And they see it with good reason.
"Our kids recognize things are changing, and there's a buzz in this town that hasn't been here since I've been here," third year head coach J.P. Piper said. "The kids sense it and feel it.
"I know it's unrealistic to say 'lets win the league' because we have a lot of freshmen and sophomores we're depending on to do things for us. But we're beginning to develop a little pride in who we are and what we're about. Our kids are beginning to sense that they are close to turning the corner, and that just makes them work harder."
The Colonels have every reason to be proud. Nine wins may not seem a lot, but for a team that had won 17 in the previous four seasons combined -- including seasons of two and three victories -- nine is a major step in the right direction.
Even more encouraging is the fact the Colonels actually had a winning record at home, going 6-4 overall and 4-4 in league play. They also won a couple of road games -- one each in non-conference and the league -- for the first time in five seasons.
But the most important thing to Piper was establishing a show of strength at home. Several coaches throughout the league talked of how tough it is now to play at Nicholls, and that, he said, is how a team becomes more than a cellar dweller.
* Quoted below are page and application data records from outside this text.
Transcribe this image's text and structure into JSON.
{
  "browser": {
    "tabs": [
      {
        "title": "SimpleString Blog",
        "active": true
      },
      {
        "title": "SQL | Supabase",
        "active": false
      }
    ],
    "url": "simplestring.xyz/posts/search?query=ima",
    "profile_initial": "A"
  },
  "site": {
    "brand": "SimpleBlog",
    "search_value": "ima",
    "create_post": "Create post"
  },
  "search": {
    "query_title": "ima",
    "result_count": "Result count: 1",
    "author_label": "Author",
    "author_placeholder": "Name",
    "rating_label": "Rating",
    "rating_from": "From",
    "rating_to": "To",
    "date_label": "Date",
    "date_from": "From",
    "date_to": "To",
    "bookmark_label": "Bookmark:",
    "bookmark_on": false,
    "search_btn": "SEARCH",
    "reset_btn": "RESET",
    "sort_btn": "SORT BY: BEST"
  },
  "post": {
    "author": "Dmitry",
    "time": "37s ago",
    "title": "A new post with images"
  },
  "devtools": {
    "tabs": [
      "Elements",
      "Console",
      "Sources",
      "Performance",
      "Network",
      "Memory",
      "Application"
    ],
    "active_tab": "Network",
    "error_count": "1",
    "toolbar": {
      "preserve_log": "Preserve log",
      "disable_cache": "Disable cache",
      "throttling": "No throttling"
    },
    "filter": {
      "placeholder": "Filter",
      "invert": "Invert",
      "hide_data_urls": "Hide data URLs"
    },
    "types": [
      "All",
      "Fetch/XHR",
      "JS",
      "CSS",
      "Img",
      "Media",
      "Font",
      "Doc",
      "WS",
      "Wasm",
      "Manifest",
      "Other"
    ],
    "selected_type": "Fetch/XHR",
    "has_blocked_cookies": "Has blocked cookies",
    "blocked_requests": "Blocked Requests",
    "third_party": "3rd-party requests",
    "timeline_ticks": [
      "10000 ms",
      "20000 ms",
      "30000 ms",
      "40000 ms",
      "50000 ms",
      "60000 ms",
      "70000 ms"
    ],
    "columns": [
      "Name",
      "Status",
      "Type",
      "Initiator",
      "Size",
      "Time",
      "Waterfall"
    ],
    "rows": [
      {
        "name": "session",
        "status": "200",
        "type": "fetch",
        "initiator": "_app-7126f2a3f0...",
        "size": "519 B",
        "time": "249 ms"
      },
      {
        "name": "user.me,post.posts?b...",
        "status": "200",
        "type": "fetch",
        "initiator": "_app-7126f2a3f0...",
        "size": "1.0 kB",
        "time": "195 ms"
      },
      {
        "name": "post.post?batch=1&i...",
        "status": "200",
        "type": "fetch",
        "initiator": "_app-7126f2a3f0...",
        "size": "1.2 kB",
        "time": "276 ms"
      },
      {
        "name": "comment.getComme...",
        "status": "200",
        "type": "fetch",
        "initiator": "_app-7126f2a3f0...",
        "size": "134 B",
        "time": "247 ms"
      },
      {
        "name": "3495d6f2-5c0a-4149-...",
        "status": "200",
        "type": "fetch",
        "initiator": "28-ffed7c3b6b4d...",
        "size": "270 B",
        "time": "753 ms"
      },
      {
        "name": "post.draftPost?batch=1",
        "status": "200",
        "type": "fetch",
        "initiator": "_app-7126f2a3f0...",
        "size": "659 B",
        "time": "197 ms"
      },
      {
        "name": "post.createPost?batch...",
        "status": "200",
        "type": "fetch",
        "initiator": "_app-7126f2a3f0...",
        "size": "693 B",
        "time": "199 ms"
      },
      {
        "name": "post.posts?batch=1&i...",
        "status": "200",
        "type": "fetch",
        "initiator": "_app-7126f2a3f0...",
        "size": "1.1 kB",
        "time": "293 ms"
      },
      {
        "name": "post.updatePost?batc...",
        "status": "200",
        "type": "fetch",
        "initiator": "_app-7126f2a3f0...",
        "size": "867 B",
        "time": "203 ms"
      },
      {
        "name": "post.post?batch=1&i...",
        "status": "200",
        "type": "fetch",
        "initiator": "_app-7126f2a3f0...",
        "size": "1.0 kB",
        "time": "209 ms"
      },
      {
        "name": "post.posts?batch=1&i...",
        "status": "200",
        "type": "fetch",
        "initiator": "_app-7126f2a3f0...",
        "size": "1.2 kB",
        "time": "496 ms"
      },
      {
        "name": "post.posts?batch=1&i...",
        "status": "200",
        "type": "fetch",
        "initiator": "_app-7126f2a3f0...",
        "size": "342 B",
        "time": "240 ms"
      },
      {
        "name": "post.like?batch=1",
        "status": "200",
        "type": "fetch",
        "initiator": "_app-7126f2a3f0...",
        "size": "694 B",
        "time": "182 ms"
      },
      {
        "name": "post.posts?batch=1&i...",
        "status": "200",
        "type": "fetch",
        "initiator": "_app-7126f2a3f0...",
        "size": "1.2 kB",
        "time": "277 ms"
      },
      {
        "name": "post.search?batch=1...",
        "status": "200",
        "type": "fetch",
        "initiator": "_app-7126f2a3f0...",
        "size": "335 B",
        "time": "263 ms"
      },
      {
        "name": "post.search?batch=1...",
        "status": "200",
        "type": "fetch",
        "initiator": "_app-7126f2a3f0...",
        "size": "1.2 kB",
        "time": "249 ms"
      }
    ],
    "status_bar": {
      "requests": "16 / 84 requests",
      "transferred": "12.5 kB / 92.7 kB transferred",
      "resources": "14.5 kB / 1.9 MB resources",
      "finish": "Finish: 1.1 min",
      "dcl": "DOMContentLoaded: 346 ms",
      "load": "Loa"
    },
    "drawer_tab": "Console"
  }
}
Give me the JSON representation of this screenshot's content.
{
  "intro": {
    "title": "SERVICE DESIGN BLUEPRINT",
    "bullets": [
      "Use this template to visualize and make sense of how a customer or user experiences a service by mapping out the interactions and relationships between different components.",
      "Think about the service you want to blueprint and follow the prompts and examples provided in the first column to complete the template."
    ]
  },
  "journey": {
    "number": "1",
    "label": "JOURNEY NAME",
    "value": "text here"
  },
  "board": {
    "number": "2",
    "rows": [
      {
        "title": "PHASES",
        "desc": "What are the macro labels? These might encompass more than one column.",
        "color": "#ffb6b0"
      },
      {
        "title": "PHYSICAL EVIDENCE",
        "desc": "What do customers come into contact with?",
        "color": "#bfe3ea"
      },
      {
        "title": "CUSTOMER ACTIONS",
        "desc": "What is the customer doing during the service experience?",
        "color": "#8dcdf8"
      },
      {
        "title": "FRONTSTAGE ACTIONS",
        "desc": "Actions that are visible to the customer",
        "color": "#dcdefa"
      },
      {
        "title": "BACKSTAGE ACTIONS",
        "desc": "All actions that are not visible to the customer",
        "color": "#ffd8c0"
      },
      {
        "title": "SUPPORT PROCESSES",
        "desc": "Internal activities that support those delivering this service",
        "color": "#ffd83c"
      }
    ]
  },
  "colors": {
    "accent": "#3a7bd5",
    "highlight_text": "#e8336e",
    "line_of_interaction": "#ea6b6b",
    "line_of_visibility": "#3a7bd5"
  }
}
"The first step to turning a program around is holding serve at home," he said. "You can't let folks walk into your place and just expect an easy win. There wasn't much we could do about it in the past, but the first level of respect you can earn is that people have to be concerned with coming to play at your place."